This one was easy to see coming as soon as Supreme Phantom was spoiled out of M19. I hate to go for the easy pun (shoutout to Jeremy), but it really gave a second life to the Spirits archetype by giving it a faster clock. Non-foils of Rattlechains ($0.6 to $1.3), Drogskol Captain ($0.7 to $1.8) and especially Mausoleum Wanderer ($1 to $5) are all seeing significant changes in prices, and foil copies all at least doubling up ($6, $18, and $13 respectively).
Two cards I noticed gaining steam and dropping in stock: Moorland Haunt and Nikko-Onna. The land brings in resiliency and creature redundancy, while Nikko-Onna, mostly played in the UW build (too risky in the Bant shell manabase), acts as Reclamation Sage out of the sideboard and is one of these “old foil” cards.
This innovative list is trying to abuse the interaction between cheap, efficient creatures, and Stitcher’s Supplier to bring back Vengevine and have explosive one-turn attacks. Between Hangarback Walker (already pressured by Hardened Robots), Walking Ballista and Insolent Neonate, there are several ways to trigger Bridge from Below for multiple zombies to show up in your ranks.
Among graveyard fillers, Cathartic Reunion, Corpse Churn and even Macabre Waltz are being used to find additional copies of these creature (by drawing or rebuying them) all while potentially dumping even more Bridges and Vengevines in the graveyard. If the deck takes off, I would also recommend looking at Driven//Despair out of the sideboard, which can lead to complete blowouts.
Skred Dragons / Prison Red
Sarkhan, Fireblood has already found a home in no fewer than two modern archetypes: Skred Red and Prison (Free Win) Red. In the former, Sarkhan is used to power out Thunderbreak Regent and Glorybringer, with (weirdly) Stormbreath Dragon as a curve topper. The list below actually won a Modern SCG Classic on 7/22, so there must be something to it!

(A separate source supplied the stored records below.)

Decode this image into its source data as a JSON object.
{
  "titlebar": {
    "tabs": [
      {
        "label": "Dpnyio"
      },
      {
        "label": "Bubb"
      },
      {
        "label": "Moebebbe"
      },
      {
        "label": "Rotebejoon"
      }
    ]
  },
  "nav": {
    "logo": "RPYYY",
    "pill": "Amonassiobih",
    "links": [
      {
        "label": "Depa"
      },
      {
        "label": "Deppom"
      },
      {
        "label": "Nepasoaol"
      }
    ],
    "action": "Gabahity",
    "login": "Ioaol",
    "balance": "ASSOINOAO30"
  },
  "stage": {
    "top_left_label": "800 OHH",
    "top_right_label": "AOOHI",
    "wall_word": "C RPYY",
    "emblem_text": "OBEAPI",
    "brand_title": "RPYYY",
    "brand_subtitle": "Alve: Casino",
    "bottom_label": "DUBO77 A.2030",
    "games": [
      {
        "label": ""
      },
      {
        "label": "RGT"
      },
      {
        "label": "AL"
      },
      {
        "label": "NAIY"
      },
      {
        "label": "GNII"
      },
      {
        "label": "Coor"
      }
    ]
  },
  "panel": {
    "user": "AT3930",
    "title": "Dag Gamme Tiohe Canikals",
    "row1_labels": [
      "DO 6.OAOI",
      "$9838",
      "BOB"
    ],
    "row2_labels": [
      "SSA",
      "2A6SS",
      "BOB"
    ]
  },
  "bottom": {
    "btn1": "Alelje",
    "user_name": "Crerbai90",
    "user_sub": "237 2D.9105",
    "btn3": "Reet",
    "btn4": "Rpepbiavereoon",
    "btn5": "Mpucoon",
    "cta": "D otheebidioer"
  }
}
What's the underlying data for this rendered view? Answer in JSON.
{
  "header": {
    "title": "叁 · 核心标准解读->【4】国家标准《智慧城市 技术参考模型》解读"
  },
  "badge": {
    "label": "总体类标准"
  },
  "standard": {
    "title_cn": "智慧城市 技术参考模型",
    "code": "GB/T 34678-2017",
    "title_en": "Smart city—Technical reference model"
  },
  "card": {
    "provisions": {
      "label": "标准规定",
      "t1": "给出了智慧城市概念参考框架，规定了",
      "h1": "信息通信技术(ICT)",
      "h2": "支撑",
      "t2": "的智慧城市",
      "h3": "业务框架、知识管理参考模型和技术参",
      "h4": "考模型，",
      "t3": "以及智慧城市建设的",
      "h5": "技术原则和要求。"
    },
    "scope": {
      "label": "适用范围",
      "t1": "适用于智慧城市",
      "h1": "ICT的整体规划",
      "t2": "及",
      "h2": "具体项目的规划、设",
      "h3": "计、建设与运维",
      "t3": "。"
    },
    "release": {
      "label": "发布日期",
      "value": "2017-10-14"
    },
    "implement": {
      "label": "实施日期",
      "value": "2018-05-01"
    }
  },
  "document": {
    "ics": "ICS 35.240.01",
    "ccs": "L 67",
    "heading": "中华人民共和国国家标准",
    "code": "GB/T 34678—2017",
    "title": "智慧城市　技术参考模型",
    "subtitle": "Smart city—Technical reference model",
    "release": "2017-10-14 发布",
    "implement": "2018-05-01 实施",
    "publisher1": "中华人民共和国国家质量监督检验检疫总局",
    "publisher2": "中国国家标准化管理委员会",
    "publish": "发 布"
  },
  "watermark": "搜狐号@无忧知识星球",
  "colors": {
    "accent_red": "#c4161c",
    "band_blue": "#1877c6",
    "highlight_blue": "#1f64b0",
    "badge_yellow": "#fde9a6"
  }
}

As for the prison deck, the card has only appeared as a two-of so far, and seems to be used primarily as a draw engine and a late-game win condition via the ultimate. Price wise, Sarkhan, Fireblood has already jumped back and maintained $20 for about a week: depending on if/how it performs at the PT (whether in Standard Five-color Dragons or in Modern Skred Red), the card could see a secondary spike.
Finally, Jeff Hoogland made headlines this past weekend at the Modern SCG Open in Indianapolis by finishing tied atop the standings at 13-1-1 with UR Wizards:
Guess who’s back? Delver of Secrets! The little Insect-that-could was nearly unstoppable, with the only loss being a concession to Tron in round 14 when sitting on 13-0 – because Hoogland wanted to go grab a bite to eat!
The deck has access to eight Lightning Bolts (via four copies of Wizard’s Lightning) and the closest proxy to Stifle that Modern could ask for in Nimble Obstructionist. The deck plays somewhat like a Counter/Burn build by providing support to an early Delver or can turn aggressive by flashing in Vendilion Clique or Nimble Obstructionist.
During the Swiss rounds, the ability to fly over Humans was key to this deck winning the race (which it didn’t manage to do during the top eight, however). Hoogland had been tuning the deck for a while during his Twitch stream, and there was much hype generated by his undefeated run, so it is not that surprising that both Nimble Obstructionist and Grim Lavamancer have been under a lot of pressure since Sunday, both foils and non-foils. Although the deck has also been posting multiple 5-0’s online, I would recommend selling into the hype, especially the Obstructionist which you will most likely be able to pick up again for cheaper after rotation.
That will do for the Modern portion of the article. With very few Legacy events since the latest B&R Update, I will actually be submitting part two during day two of this week’s PT to take advantage of the format’s showcase during this special event. Please let me know in the comments below if you think this type of column is useful, and if you would like to see it more frequently and at what rate – I will try my best to answer promptly!